- Movie Rating -

Mask (1985)

| March 8, 1985

Mask is a movie that forced me to let my guard down.  I was ready to be cynical.  Here is a movie about a kid with a physical deformity and it comes packaged with a movie poster that features a silhouette of someone standing on a beach with their fists in the air while an inspirational tagline floats over their head – it looks like the kind of thing you’d see in a classroom.  But five minutes into this movie, my shoulders went down, my cynicism dissipated and I was swept along.

This is one of the most natural and affecting movies that I have seen in a very long time, a sweet love story about someone who looks a little different but whose physical ailments quickly leave us once we get to know him.  His name is Rocky Dennis and when we meet him, the movie doesn’t point to his ailment. Our initial reaction is only natural but once we get comfortable with his personality, we hardly seem to notice. He is an average kid who lives with his mother Rusty (Cher) who travels in a circle of biker friends, takes drugs and has a never-ending series of rotating boyfriends. She is irresponsible, but a good mother who loves her son and we get a sense of routine when she tries to enroll him in school and the principal (visibly shocked) suggests that he might be better off in a school that would “be better suited to his needs”. “Do you have algebra?”, she asks. “Yes”, the man says. “Those are his needs.” she tells him. There is a tone to her voice and an urgency that suggests that she has had this conversation over and over and over. What makes the moment special is what Rocky says next, smiling at the principal he tells him “Don’t worry, Mr. Simms. I look weird, but otherwise I’m real normal. Everything’ll be cool. ”

Rocky has a specific personality, he has a way of disarming the initial shock of his looks the moment he begins to speak. He’s smart, he’s sensitive, he is growing aware of the world outside, of motorcycles and of girls. He writes poems about the things that he likes and has a dream of someday riding motorcycles across Europe with his best buddy.

His mother has always instilled in her son the constant reminder that he is completely normal, “You’re more beautiful on the inside than most people”, she tells him. He has a way of disarming people’s reaction like a scene at his locker at school when he notices a group of kids staring at at him. “What’s the matter? Haven’t you ever seen anyone from the planet Vulcan before?” Later, on his first day at summer camp, the counselor instructs him to take off his mask and Rocky, in good spirits, responds “I could try but I don’t think it’ll come off”. I love the way we see the principal’s initial reaction and then later we see the same man approach him as if he were an old friend.

The movie rarely points to Rocky’s looks, it only comes into the story sideways and only at specific moments. There is a moment at a carnival when he and his friends are looking in a funhouse mirror when he sees himself, he sees what he might look like with a normal face.
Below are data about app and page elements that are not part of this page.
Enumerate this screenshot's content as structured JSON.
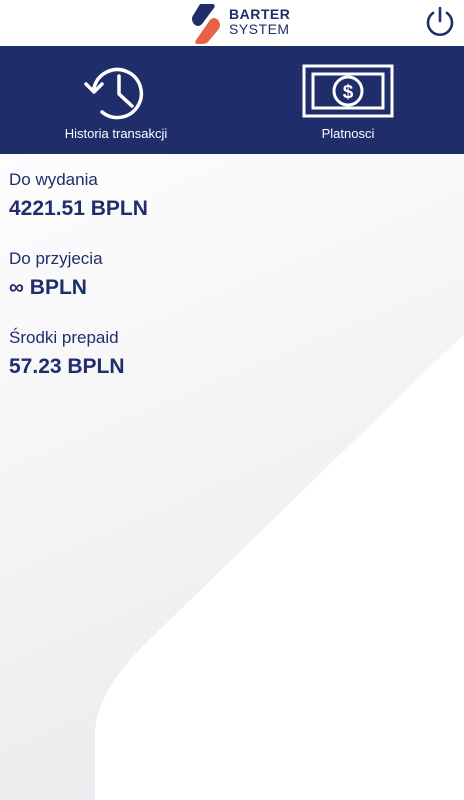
{
  "header": {
    "logo_line1": "BARTER",
    "logo_line2": "SYSTEM",
    "logo_icon": "barter-logo-mark",
    "power_icon": "power-icon"
  },
  "nav": {
    "history_label": "Historia transakcji",
    "history_icon": "history-clock-icon",
    "payments_label": "Platnosci",
    "payments_icon": "banknote-dollar-icon"
  },
  "balances": [
    {
      "label": "Do wydania",
      "value": "4221.51 BPLN"
    },
    {
      "label": "Do przyjecia",
      "value": "∞ BPLN"
    },
    {
      "label": "Środki prepaid",
      "value": "57.23 BPLN"
    }
  ],
  "colors": {
    "primary": "#1f2d6b",
    "accent": "#e8624a",
    "background": "#f2f2f4",
    "white": "#ffffff"
  }
}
The only time it ever becomes a hindrance is when he gets a girlfriend for the first time. Rocky becomes a counselor at a summer camp for the blind, where he meets Diana Adams (Laura Dern) a blind fellow counselor and the two falls in love in one of the most beautiful teen romances that I can remember. They share the kinds of wonderful moments that teenagers share, when love means having time together, not with sex, but just together doing the same things. The stumbling block happens when he meets her parents who are shocked by Rocky’s looks and don’t want their daughter involved with him. Returning home, he tries time and again to call but is told that she can’t come to the phone.

Most of this comes from Stoltz who plays this role outside the make-up, as if he’s playing a character without a disability. He creates a specific character that we care about from the moment that we hear him speak. I have a litmus test for a movie like this: Would the character be as interesting if he didn’t have this disorder? My problem with The Elephant Man is that if you looked under John Merrick’s physical deformity, there isn’t much of a character to care about. In the case of Rocky Dennis, he could have been portrayed as a teenager without a disfigurement and he would have been just as interesting.

About the Author:

Jerry Roberts is a film critic and operator of two websites, Armchair Cinema and Armchair Oscars.
(1985) View IMDB Filed in: Drama